The fall in FedEx stock is also much higher than the plunge in the SPDR S&P Transportation ETF (XTN). The ETF, which tracks the performance of US transportation stocks, has fallen 9% in the last year. On the contrary, the NASDAQ, the S&P 500, and the Dow Jones have risen 4.7%, 7.4%, and 9.5%, respectively.
FedEx stock has also underperformed its competitors. Expeditors International of Washington (EXPD), another competitor, has registered a gain of 1.8% in the past year. Forward Air (FWRD) and United Parcel Service (UPS) have fallen 5.8% and 11.9%, respectively, in the same timeframe.
Multiple headwinds have been responsible for dragging down FedEx stock prices over the last year. Back-to-back quarters of disappointing financial performances and lower-than-expected earnings outlooks are the primary reasons behind the stock’s dismal performance.
Moreover, the uncertainty over US-China trade disputes kept US stock markets highly volatile over the last year, mostly in the downward region, which hurt FedEx stock. For the previous three quarters, the company is blaming the ongoing trade tussle between the world’s two largest economies for affecting its business in China.
Also, FedEx stock got a massive blow in late May after Chinese officials announced an investigation into the wrongful delivery of Huawei Technologies packages. Notably, Chinese business operations make up 6% of FedEx’s total revenues.
Investors are also worried about FedEx’s rising expenses due to increased investment in facility upgrades, delays in TNT Express’s integration, and higher severance costs related to voluntary buyouts of some of the US employees.
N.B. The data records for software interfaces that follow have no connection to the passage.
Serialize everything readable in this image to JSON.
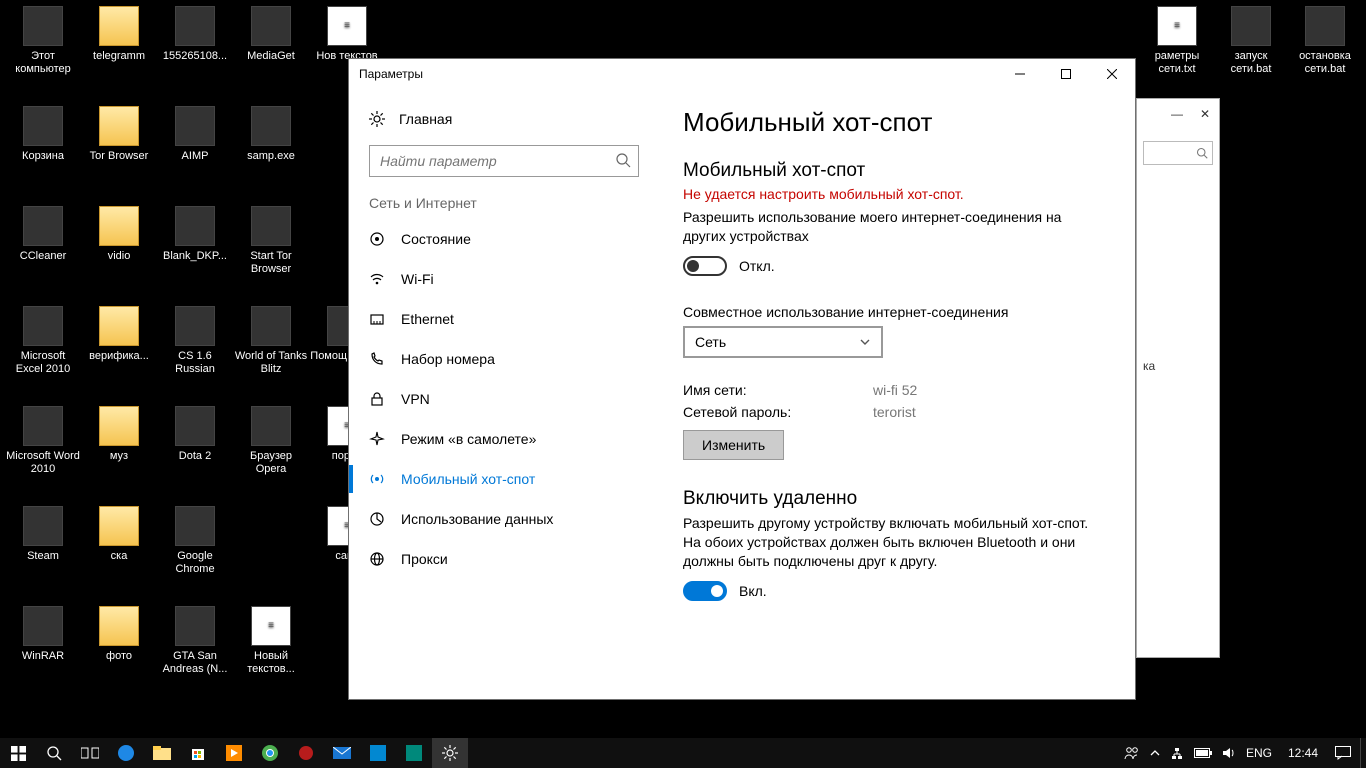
{
  "desktop_icons": [
    {
      "label": "Этот компьютер",
      "kind": "generic",
      "col": 0,
      "row": 0
    },
    {
      "label": "Корзина",
      "kind": "generic",
      "col": 0,
      "row": 1
    },
    {
      "label": "CCleaner",
      "kind": "generic",
      "col": 0,
      "row": 2
    },
    {
      "label": "Microsoft Excel 2010",
      "kind": "generic",
      "col": 0,
      "row": 3
    },
    {
      "label": "Microsoft Word 2010",
      "kind": "generic",
      "col": 0,
      "row": 4
    },
    {
      "label": "Steam",
      "kind": "generic",
      "col": 0,
      "row": 5
    },
    {
      "label": "WinRAR",
      "kind": "generic",
      "col": 0,
      "row": 6
    },
    {
      "label": "telegramm",
      "kind": "folder",
      "col": 1,
      "row": 0
    },
    {
      "label": "Tor Browser",
      "kind": "folder",
      "col": 1,
      "row": 1
    },
    {
      "label": "vidio",
      "kind": "folder",
      "col": 1,
      "row": 2
    },
    {
      "label": "верифика...",
      "kind": "folder",
      "col": 1,
      "row": 3
    },
    {
      "label": "муз",
      "kind": "folder",
      "col": 1,
      "row": 4
    },
    {
      "label": "ска",
      "kind": "folder",
      "col": 1,
      "row": 5
    },
    {
      "label": "фото",
      "kind": "folder",
      "col": 1,
      "row": 6
    },
    {
      "label": "155265108...",
      "kind": "generic",
      "col": 2,
      "row": 0
    },
    {
      "label": "AIMP",
      "kind": "generic",
      "col": 2,
      "row": 1
    },
    {
      "label": "Blank_DKP...",
      "kind": "generic",
      "col": 2,
      "row": 2
    },
    {
      "label": "CS 1.6 Russian",
      "kind": "generic",
      "col": 2,
      "row": 3
    },
    {
      "label": "Dota 2",
      "kind": "generic",
      "col": 2,
      "row": 4
    },
    {
      "label": "Google Chrome",
      "kind": "generic",
      "col": 2,
      "row": 5
    },
    {
      "label": "GTA San Andreas (N...",
      "kind": "generic",
      "col": 2,
      "row": 6
    },
    {
      "label": "MediaGet",
      "kind": "generic",
      "col": 3,
      "row": 0
    },
    {
      "label": "samp.exe",
      "kind": "generic",
      "col": 3,
      "row": 1
    },
    {
      "label": "Start Tor Browser",
      "kind": "generic",
      "col": 3,
      "row": 2
    },
    {
      "label": "World of Tanks Blitz",
      "kind": "generic",
      "col": 3,
      "row": 3
    },
    {
      "label": "Браузер Opera",
      "kind": "generic",
      "col": 3,
      "row": 4
    },
    {
      "label": "Новый текстов...",
      "kind": "txt",
      "col": 3,
      "row": 6
    },
    {
      "label": "Нов текстов",
      "kind": "txt",
      "col": 4,
      "row": 0
    },
    {
      "label": "Помощ по обн",
      "kind": "generic",
      "col": 4,
      "row": 3
    },
    {
      "label": "порол",
      "kind": "txt",
      "col": 4,
      "row": 4
    },
    {
      "label": "самг",
      "kind": "txt",
      "col": 4,
      "row": 5
    },
    {
      "label": "раметры сети.txt",
      "kind": "txt",
      "col": 15,
      "row": 0
    },
    {
      "label": "запуск сети.bat",
      "kind": "generic",
      "col": 16,
      "row": 0
    },
    {
      "label": "остановка сети.bat",
      "kind": "generic",
      "col": 17,
      "row": 0
    }
  ],
  "settings": {
    "window_title": "Параметры",
    "sidebar": {
      "home": "Главная",
      "search_placeholder": "Найти параметр",
      "category": "Сеть и Интернет",
      "items": [
        {
          "label": "Состояние",
          "icon": "status"
        },
        {
          "label": "Wi-Fi",
          "icon": "wifi"
        },
        {
          "label": "Ethernet",
          "icon": "ethernet"
        },
        {
          "label": "Набор номера",
          "icon": "dialup"
        },
        {
          "label": "VPN",
          "icon": "vpn"
        },
        {
          "label": "Режим «в самолете»",
          "icon": "airplane"
        },
        {
          "label": "Мобильный хот-спот",
          "icon": "hotspot",
          "active": true
        },
        {
          "label": "Использование данных",
          "icon": "datausage"
        },
        {
          "label": "Прокси",
          "icon": "proxy"
        }
      ]
    },
    "main": {
      "title": "Мобильный хот-спот",
      "section1_heading": "Мобильный хот-спот",
      "error": "Не удается настроить мобильный хот-спот.",
      "share_desc": "Разрешить использование моего интернет-соединения на других устройствах",
      "toggle_off_label": "Откл.",
      "share_from_label": "Совместное использование интернет-соединения",
      "share_from_value": "Сеть",
      "net_name_label": "Имя сети:",
      "net_name_value": "wi-fi 52",
      "net_pass_label": "Сетевой пароль:",
      "net_pass_value": "terorist",
      "edit_btn": "Изменить",
      "section2_heading": "Включить удаленно",
      "remote_desc": "Разрешить другому устройству включать мобильный хот-спот. На обоих устройствах должен быть включен Bluetooth и они должны быть подключены друг к другу.",
      "toggle_on_label": "Вкл."
    }
  },
  "behind_window": {
    "partial_text": "ка"
  },
  "taskbar": {
    "lang": "ENG",
    "clock": "12:44"
  }
}
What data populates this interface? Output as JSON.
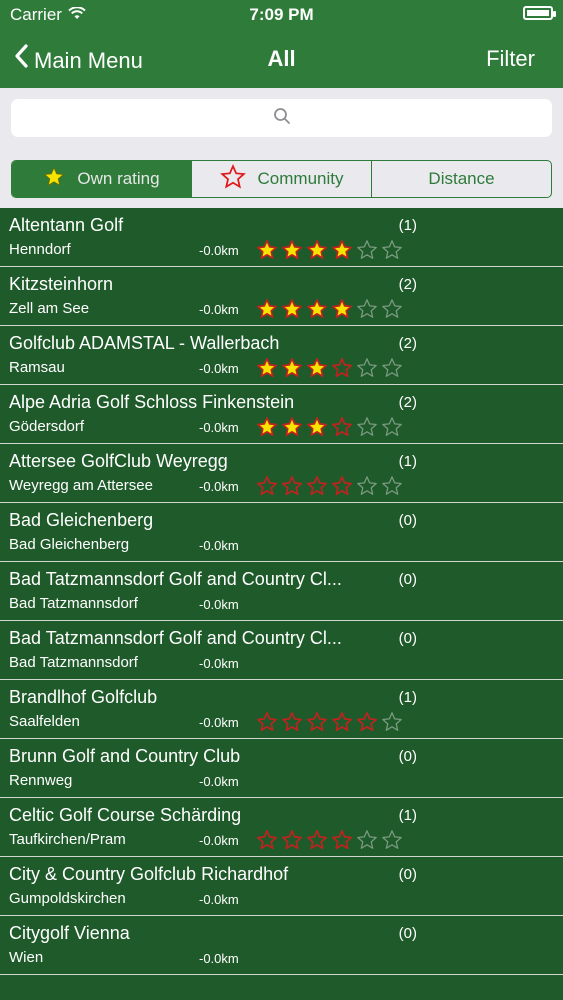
{
  "status": {
    "carrier": "Carrier",
    "time": "7:09 PM",
    "battery_level": 1.0
  },
  "nav": {
    "back_label": "Main Menu",
    "title": "All",
    "filter_label": "Filter"
  },
  "search": {
    "placeholder": "",
    "value": ""
  },
  "segments": [
    {
      "label": "Own rating",
      "icon": "star-filled-icon",
      "active": true
    },
    {
      "label": "Community",
      "icon": "star-outline-icon",
      "active": false
    },
    {
      "label": "Distance",
      "icon": "",
      "active": false
    }
  ],
  "list": [
    {
      "name": "Altentann Golf",
      "city": "Henndorf",
      "distance": "-0.0km",
      "count": "(1)",
      "stars": [
        "filled",
        "filled",
        "filled",
        "filled",
        "empty",
        "empty"
      ]
    },
    {
      "name": "Kitzsteinhorn",
      "city": "Zell am See",
      "distance": "-0.0km",
      "count": "(2)",
      "stars": [
        "filled",
        "filled",
        "filled",
        "filled",
        "empty",
        "empty"
      ]
    },
    {
      "name": "Golfclub ADAMSTAL - Wallerbach",
      "city": "Ramsau",
      "distance": "-0.0km",
      "count": "(2)",
      "stars": [
        "filled",
        "filled",
        "filled",
        "red",
        "empty",
        "empty"
      ]
    },
    {
      "name": "Alpe Adria Golf Schloss Finkenstein",
      "city": "Gödersdorf",
      "distance": "-0.0km",
      "count": "(2)",
      "stars": [
        "filled",
        "filled",
        "filled",
        "red",
        "empty",
        "empty"
      ]
    },
    {
      "name": "Attersee GolfClub Weyregg",
      "city": "Weyregg am Attersee",
      "distance": "-0.0km",
      "count": "(1)",
      "stars": [
        "red",
        "red",
        "red",
        "red",
        "empty",
        "empty"
      ]
    },
    {
      "name": "Bad Gleichenberg",
      "city": "Bad Gleichenberg",
      "distance": "-0.0km",
      "count": "(0)",
      "stars": []
    },
    {
      "name": "Bad Tatzmannsdorf Golf and Country Cl...",
      "city": "Bad Tatzmannsdorf",
      "distance": "-0.0km",
      "count": "(0)",
      "stars": []
    },
    {
      "name": "Bad Tatzmannsdorf Golf and Country Cl...",
      "city": "Bad Tatzmannsdorf",
      "distance": "-0.0km",
      "count": "(0)",
      "stars": []
    },
    {
      "name": "Brandlhof Golfclub",
      "city": "Saalfelden",
      "distance": "-0.0km",
      "count": "(1)",
      "stars": [
        "red",
        "red",
        "red",
        "red",
        "red",
        "empty"
      ]
    },
    {
      "name": "Brunn Golf and Country Club",
      "city": "Rennweg",
      "distance": "-0.0km",
      "count": "(0)",
      "stars": []
    },
    {
      "name": "Celtic Golf Course Schärding",
      "city": "Taufkirchen/Pram",
      "distance": "-0.0km",
      "count": "(1)",
      "stars": [
        "red",
        "red",
        "red",
        "red",
        "empty",
        "empty"
      ]
    },
    {
      "name": "City & Country Golfclub Richardhof",
      "city": "Gumpoldskirchen",
      "distance": "-0.0km",
      "count": "(0)",
      "stars": []
    },
    {
      "name": "Citygolf Vienna",
      "city": "Wien",
      "distance": "-0.0km",
      "count": "(0)",
      "stars": []
    }
  ],
  "colors": {
    "nav_green": "#2f7b3a",
    "list_green": "#1f5a2a",
    "star_yellow": "#f7e300",
    "star_red": "#c0231f"
  }
}
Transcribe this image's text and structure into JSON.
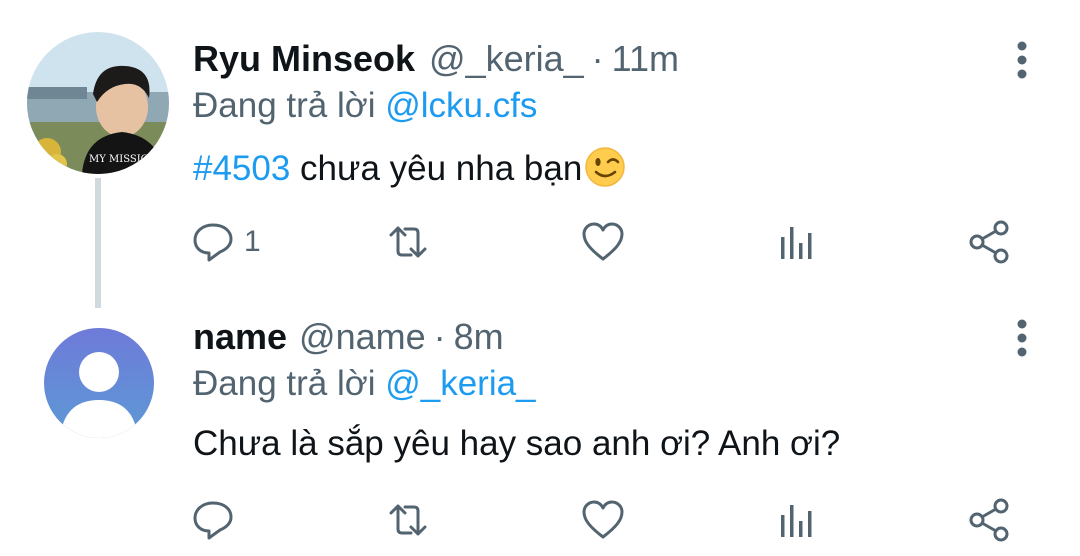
{
  "tweets": [
    {
      "display_name": "Ryu Minseok",
      "handle": "@_keria_",
      "separator": "·",
      "time": "11m",
      "reply_prefix": "Đang trả lời",
      "reply_mention": "@lcku.cfs",
      "hashtag": "#4503",
      "text": " chưa yêu nha bạn",
      "emoji": "winking-face",
      "reply_count": "1"
    },
    {
      "display_name": "name",
      "handle": "@name",
      "separator": "·",
      "time": "8m",
      "reply_prefix": "Đang trả lời",
      "reply_mention": "@_keria_",
      "text": "Chưa là sắp yêu hay sao anh ơi? Anh ơi?",
      "reply_count": ""
    }
  ],
  "colors": {
    "link": "#1d9bf0",
    "secondary": "#536471",
    "primary_text": "#0f1419",
    "thread_line": "#cfd9de"
  },
  "icons": [
    "more-vertical-icon",
    "reply-icon",
    "retweet-icon",
    "like-icon",
    "stats-icon",
    "share-icon"
  ]
}
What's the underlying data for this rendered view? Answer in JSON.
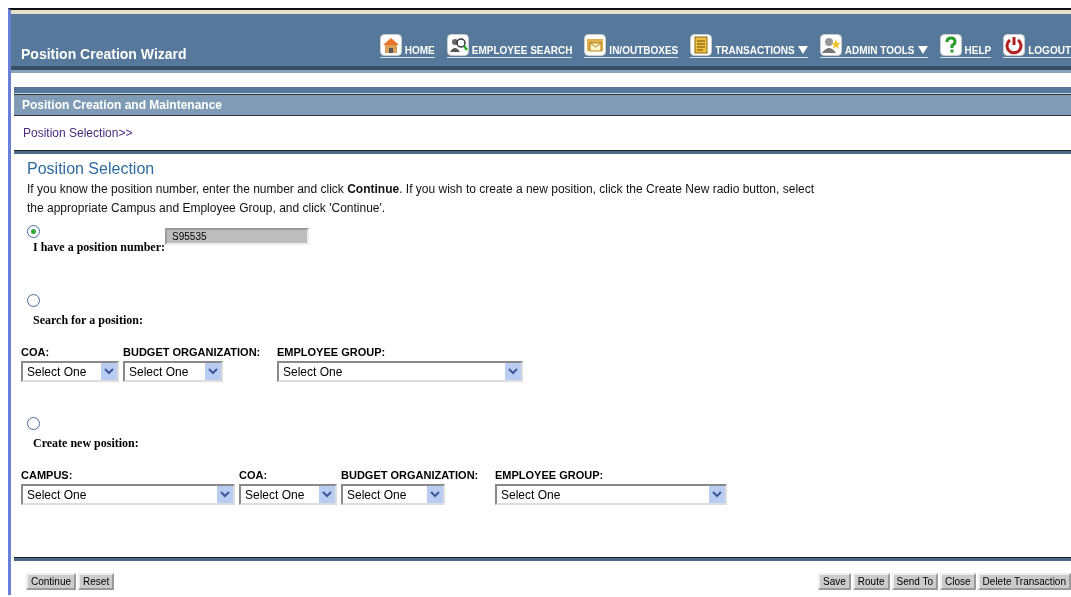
{
  "header": {
    "title": "Position Creation Wizard",
    "nav": [
      {
        "label": "HOME",
        "dropdown": false
      },
      {
        "label": "EMPLOYEE SEARCH",
        "dropdown": false
      },
      {
        "label": "IN/OUTBOXES",
        "dropdown": false
      },
      {
        "label": "TRANSACTIONS",
        "dropdown": true
      },
      {
        "label": "ADMIN TOOLS",
        "dropdown": true
      },
      {
        "label": "HELP",
        "dropdown": false
      },
      {
        "label": "LOGOUT",
        "dropdown": false
      }
    ]
  },
  "section_title": "Position Creation and Maintenance",
  "breadcrumb": "Position Selection>>",
  "page": {
    "title": "Position Selection",
    "intro": "If you know the position number, enter the number and click **Continue**. If you wish to create a new position, click the Create New radio button, select the appropriate Campus and Employee Group, and click 'Continue'.",
    "options": [
      {
        "label": "I have a position number:",
        "selected": true,
        "value": "S95535"
      },
      {
        "label": "Search for a position:",
        "selected": false,
        "selects": [
          {
            "label": "COA:",
            "value": "Select One"
          },
          {
            "label": "BUDGET ORGANIZATION:",
            "value": "Select One"
          },
          {
            "label": "EMPLOYEE GROUP:",
            "value": "Select One"
          }
        ]
      },
      {
        "label": "Create new position:",
        "selected": false,
        "selects": [
          {
            "label": "CAMPUS:",
            "value": "Select One"
          },
          {
            "label": "COA:",
            "value": "Select One"
          },
          {
            "label": "BUDGET ORGANIZATION:",
            "value": "Select One"
          },
          {
            "label": "EMPLOYEE GROUP:",
            "value": "Select One"
          }
        ]
      }
    ]
  },
  "left_buttons": [
    "Continue",
    "Reset"
  ],
  "right_buttons": [
    "Save",
    "Route",
    "Send To",
    "Close",
    "Delete Transaction"
  ]
}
Additionally, the sudden departures of two key executives, David Bronczek and David Cunningham, also turned investors doubtful over management’s functionality.